Sylvia needed to exchange something at the Apple store, so we stopped by the Cambridgeside Galleria after brunch on Saturday. We came out on the second floor, immediately opposite a Borders. “You mentioned you had a gift card, or might have a gift card,” I said. “Is there anything you …”
Sylvia, who hadn’t set more than a toe into the store, watched me vanish inside. “I’ll text you when I’m done,” she said to my back.
Living in Boston over a decade now, I knew the Cambridgeside Borders pretty well. I’d shopped here for gifts, picked myself up after job interviews with impulse buys, and whiled away summer afternoons with a random novel and a comfy chair. It wasn’t an intimate acquaintance, but it felt familiar because it felt like every other Borders. The same faux wood paneling, the same all-weather carpeting and soft but pervasive lighting. The warm feelings you had for your childhood Borders – the one that opened in Towson when I was twelve, a shot of unstepped heroin for a boy who’d grown up on Waldenbooks – were meant to be transferred to every Borders in the world. Thus the merits of corporate design.
The Borders in Cambridgeside Galleria has, as of this writing, less than a week to live. Shelves once bursting with books are now sparse, stacked with multiple copies of orders too recent to cancel. The taxonomy of affluent years has been abandoned: Romances jostle for space with Biographies, Business texts and Firearm catalogs. I found copies of Glenn Beck’s The Overton Window everywhere I went: Thrillers, Political, Literature, New Fiction, Science Fiction. Nothing essential or classic; everything brand new or badly dinged.
Books aside, everything in the store but the carpet was for sale. You could pick up three bookshelves for $99. Wire racks, plastic sleeves, CRT monitors, break room chairs and the syrup dispensers from the once packed cafe were all on the market. Someone had taken everything from the manager’s offices, given each its own plastic bag, and slapped a $1.00 price tag on each: used post-it notes, pencil cases, curly black plastic phone cords.
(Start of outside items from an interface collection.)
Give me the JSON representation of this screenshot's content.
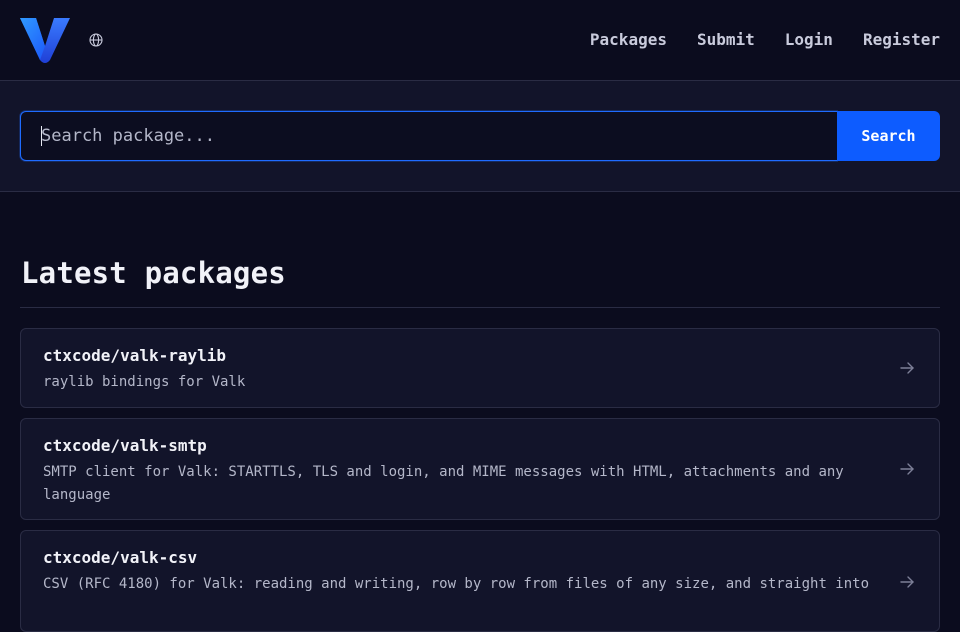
{
  "header": {
    "logo_icon": "valk-v-logo",
    "language_icon": "globe-icon",
    "nav": [
      {
        "label": "Packages"
      },
      {
        "label": "Submit"
      },
      {
        "label": "Login"
      },
      {
        "label": "Register"
      }
    ]
  },
  "search": {
    "placeholder": "Search package...",
    "value": "",
    "button_label": "Search"
  },
  "main": {
    "title": "Latest packages",
    "packages": [
      {
        "name": "ctxcode/valk-raylib",
        "description": "raylib bindings for Valk"
      },
      {
        "name": "ctxcode/valk-smtp",
        "description": "SMTP client for Valk: STARTTLS, TLS and login, and MIME messages with HTML, attachments and any language"
      },
      {
        "name": "ctxcode/valk-csv",
        "description": "CSV (RFC 4180) for Valk: reading and writing, row by row from files of any size, and straight into"
      }
    ]
  },
  "colors": {
    "background": "#0b0c1e",
    "panel": "#12142a",
    "accent": "#0d5cff",
    "border": "#2a2c44"
  }
}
Two employees checked out a line of scavengers a dozen deep, including yours truly. A four-year-old knocked a bouncing rubber ball around with a poster tube. When it rolled away from him, I nudged it back in his direction with my foot. He lunged for it, toppling a small stack of Vampire Diaries puzzles, board games and sticker collections in the process. No one seemed in a hurry to clean it up. If I had opened a two-liter bottle of Coke and emptied it on the muted blue-green carpet of what was once the DVD section, would anyone have stopped me? Would anyone have cleaned it up? Were there mops?
Of the two employees behind the counter, one was an older gentleman with thick glasses that weren’t helping him with the screen. The other was a skinny young man with a bright red beard. He was explaining to a woman that he couldn’t promise that this atlas would still be there on Thursday, he couldn’t promise the doors would be open on Thursday, when a man in a uniform polo shirt with a cordless drill approached. “We just sold this shelf,” he said. “Can I take it apart and move it?”
The young man looked at the shelf behind the counter. A year ago it had been bursting with Harry Potter books and the newest loss leader merchandise. The contents and disposition of that shelf would have been dictated by the head office in Ann Arbor and passed down to local management as three-ring binders and stern emails (“FRONT SHELVES – REMINDER,” exclamation point, urgent). Now it held two copies of Rosetta Stone software (German and English), marked down 75%. “Umm,” the young man said. He thought for a moment, perhaps of a manager who no longer worked here, or the policy of an ancient store that had nothing in common with this wasteland but a name. The young man looked at the older man, then back at the contractor. Then he moved the two software boxes off the shelves. “Yeah, sure, go ahead.”